The initial purpose of the hamburger menu was to conceal messy navigation bars and save screen space on mobile devices, but the trend gradually began to creep up on desktop sites, and not without damaging consequences.
Essentially the hamburger menu hides a website’s features off-screen, and as the saying goes, what’s out of sight is also out of mind. Therefore any navigation options that are hidden behind a hamburger menu are likely to be forgotten about altogether.

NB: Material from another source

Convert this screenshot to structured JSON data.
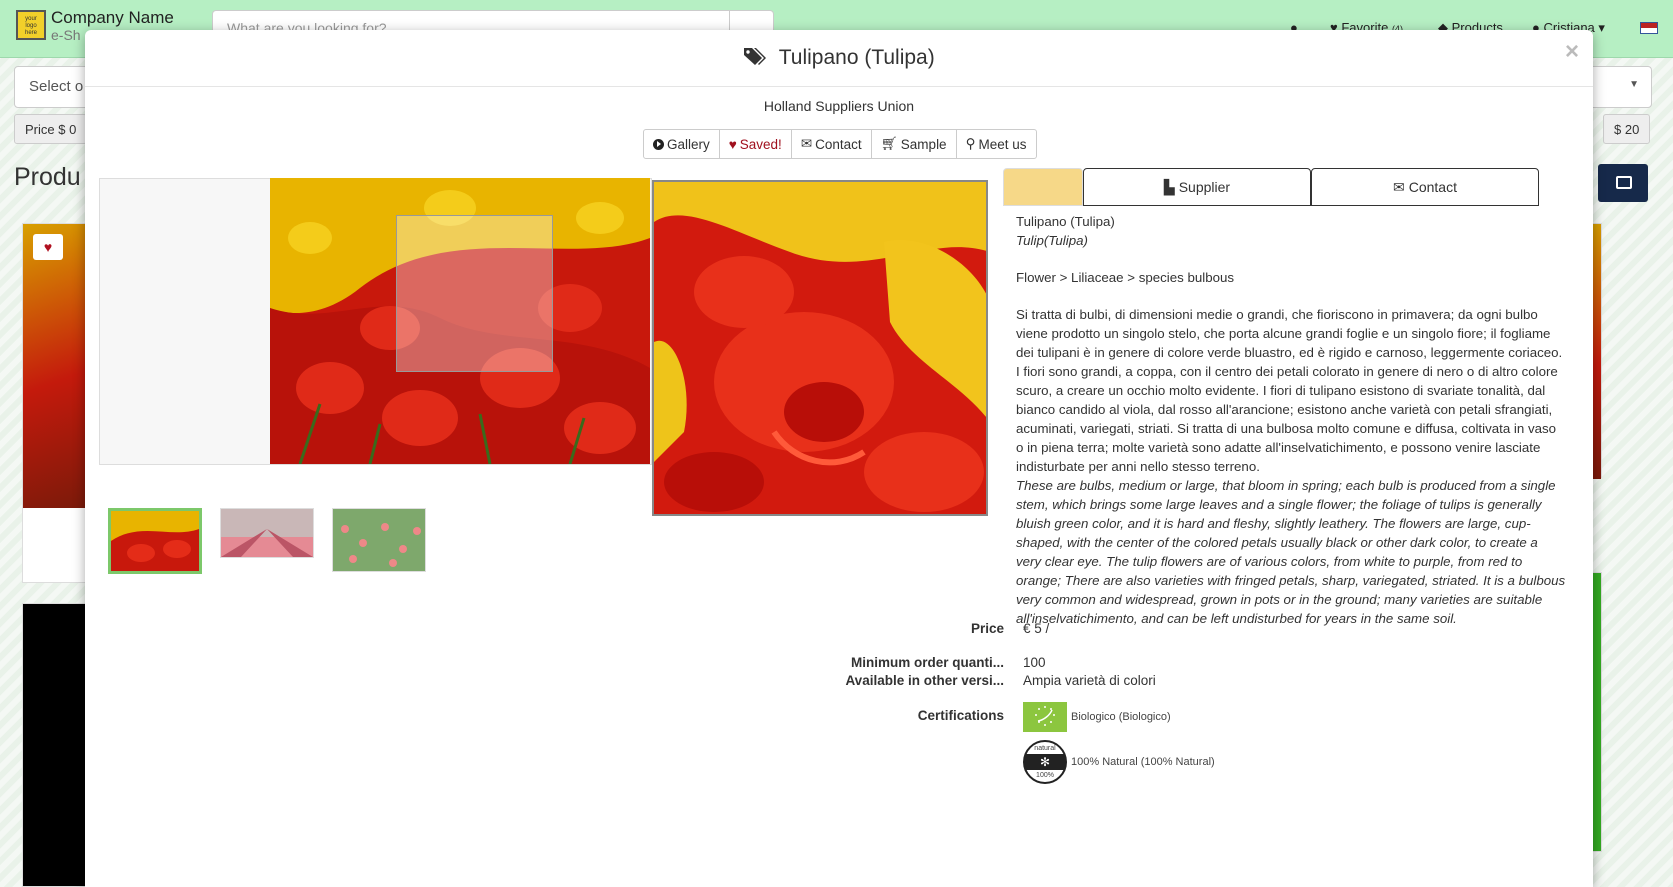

And though many have become accustomed to recognising and using the hamburger menu, it is nondescript to many which adds to the risk of content being lost or forgotten about.
Despite these shortcomings, many mobile apps including Snapchat and music streaming service Tidal still use the hamburger menu because it’s an easy way to pack lots of functionality into an app, but we are now beginning to see them disappear from desktop websites.
A one-page website is pretty much what it says on the tin; a website that comprises one single HTML page.
In the world of search engine optimisation (SEO), the concept of a ‘one-page website’ is unheard of; since Google uses the information on your website to decide whether it’s relevant to a search or not, having only one page of indexable content dramatically reduces your chances of being returned in its search results.
But with partial thanks to responsive website design, one-page websites have come to exist. Due to their simplistic design they are great for mobile viewing, and require very little restructuring for mobile devices. They also offer slightly faster browsing as the user isn’t required to navigate through different sections of the website, which is why they appeal to today’s increasingly impatient generation of mobile-users.
That being said, while this trend is currently a popular one, it’s not particularly practical. A one-page website can be confusing to the user if it’s trying to put across too many messages, and they generally contain less information compared to your average full-scale website which can be frustrating for some!
So as you can see, the web has changed considerably over the last few years and we owe much of that to responsive design; a huge umbrella that encompasses and influences a number of different design styles.
Like in most industries, trends are evolving all the time and as technology continues to move forward, it’s inevitable that the ones we’ve mentioned here will be substituted for new ones.
Having said that, with Google constantly making updates to its algorithm and the importance that it places on mobile-friendly design, responsive design is more relevant than ever, and we can see it staying that way for a long while to come. So, if you’re interested in finding out more about how it works exactly, keep your eyes peeled for our next post which will provide a deeper insight into the technicalities of responsive design.